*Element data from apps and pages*
^^^^

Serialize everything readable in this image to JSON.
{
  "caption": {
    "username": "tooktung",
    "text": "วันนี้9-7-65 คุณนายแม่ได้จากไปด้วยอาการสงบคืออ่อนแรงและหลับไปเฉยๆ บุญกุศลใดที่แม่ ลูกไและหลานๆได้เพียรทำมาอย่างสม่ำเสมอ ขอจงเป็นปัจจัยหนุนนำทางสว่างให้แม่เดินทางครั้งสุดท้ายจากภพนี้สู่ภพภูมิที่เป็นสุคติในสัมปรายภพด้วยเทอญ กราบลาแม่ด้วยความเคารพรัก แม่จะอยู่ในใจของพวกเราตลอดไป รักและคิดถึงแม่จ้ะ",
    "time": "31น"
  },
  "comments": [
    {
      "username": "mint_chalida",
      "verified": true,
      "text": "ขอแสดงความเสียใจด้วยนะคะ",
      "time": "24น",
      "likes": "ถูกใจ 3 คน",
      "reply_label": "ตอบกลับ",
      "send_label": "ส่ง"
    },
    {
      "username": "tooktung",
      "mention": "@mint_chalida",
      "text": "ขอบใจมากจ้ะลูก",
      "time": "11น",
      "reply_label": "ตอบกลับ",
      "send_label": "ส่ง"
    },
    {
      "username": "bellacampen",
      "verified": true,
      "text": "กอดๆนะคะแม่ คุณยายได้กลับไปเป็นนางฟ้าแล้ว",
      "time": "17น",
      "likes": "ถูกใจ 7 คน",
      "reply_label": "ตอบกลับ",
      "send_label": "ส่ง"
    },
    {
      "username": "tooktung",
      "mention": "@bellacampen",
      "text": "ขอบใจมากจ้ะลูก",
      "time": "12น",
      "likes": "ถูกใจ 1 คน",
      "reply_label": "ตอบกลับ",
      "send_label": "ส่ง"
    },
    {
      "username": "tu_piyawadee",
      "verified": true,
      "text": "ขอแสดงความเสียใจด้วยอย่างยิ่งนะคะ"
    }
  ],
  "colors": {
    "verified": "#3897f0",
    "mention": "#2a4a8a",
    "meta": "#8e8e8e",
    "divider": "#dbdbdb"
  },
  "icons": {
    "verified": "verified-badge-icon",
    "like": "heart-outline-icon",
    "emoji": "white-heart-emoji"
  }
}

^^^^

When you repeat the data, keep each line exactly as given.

*ANSWER SPACE*
Serialize everything readable in this image to JSON.
{
  "caption": {
    "username": "tooktung",
    "text": "วันนี้9-7-65 คุณนายแม่ได้จากไปด้วยอาการสงบคืออ่อนแรงและหลับไปเฉยๆ บุญกุศลใดที่แม่ ลูกไและหลานๆได้เพียรทำมาอย่างสม่ำเสมอ ขอจงเป็นปัจจัยหนุนนำทางสว่างให้แม่เดินทางครั้งสุดท้ายจากภพนี้สู่ภพภูมิที่เป็นสุคติในสัมปรายภพด้วยเทอญ กราบลาแม่ด้วยความเคารพรัก แม่จะอยู่ในใจของพวกเราตลอดไป รักและคิดถึงแม่จ้ะ",
    "time": "31น"
  },
  "comments": [
    {
      "username": "mint_chalida",
      "verified": true,
      "text": "ขอแสดงความเสียใจด้วยนะคะ",
      "time": "24น",
      "likes": "ถูกใจ 3 คน",
      "reply_label": "ตอบกลับ",
      "send_label": "ส่ง"
    },
    {
      "username": "tooktung",
      "mention": "@mint_chalida",
      "text": "ขอบใจมากจ้ะลูก",
      "time": "11น",
      "reply_label": "ตอบกลับ",
      "send_label": "ส่ง"
    },
    {
      "username": "bellacampen",
      "verified": true,
      "text": "กอดๆนะคะแม่ คุณยายได้กลับไปเป็นนางฟ้าแล้ว",
      "time": "17น",
      "likes": "ถูกใจ 7 คน",
      "reply_label": "ตอบกลับ",
      "send_label": "ส่ง"
    },
    {
      "username": "tooktung",
      "mention": "@bellacampen",
      "text": "ขอบใจมากจ้ะลูก",
      "time": "12น",
      "likes": "ถูกใจ 1 คน",
      "reply_label": "ตอบกลับ",
      "send_label": "ส่ง"
    },
    {
      "username": "tu_piyawadee",
      "verified": true,
      "text": "ขอแสดงความเสียใจด้วยอย่างยิ่งนะคะ"
    }
  ],
  "colors": {
    "verified": "#3897f0",
    "mention": "#2a4a8a",
    "meta": "#8e8e8e",
    "divider": "#dbdbdb"
  },
  "icons": {
    "verified": "verified-badge-icon",
    "like": "heart-outline-icon",
    "emoji": "white-heart-emoji"
  }
}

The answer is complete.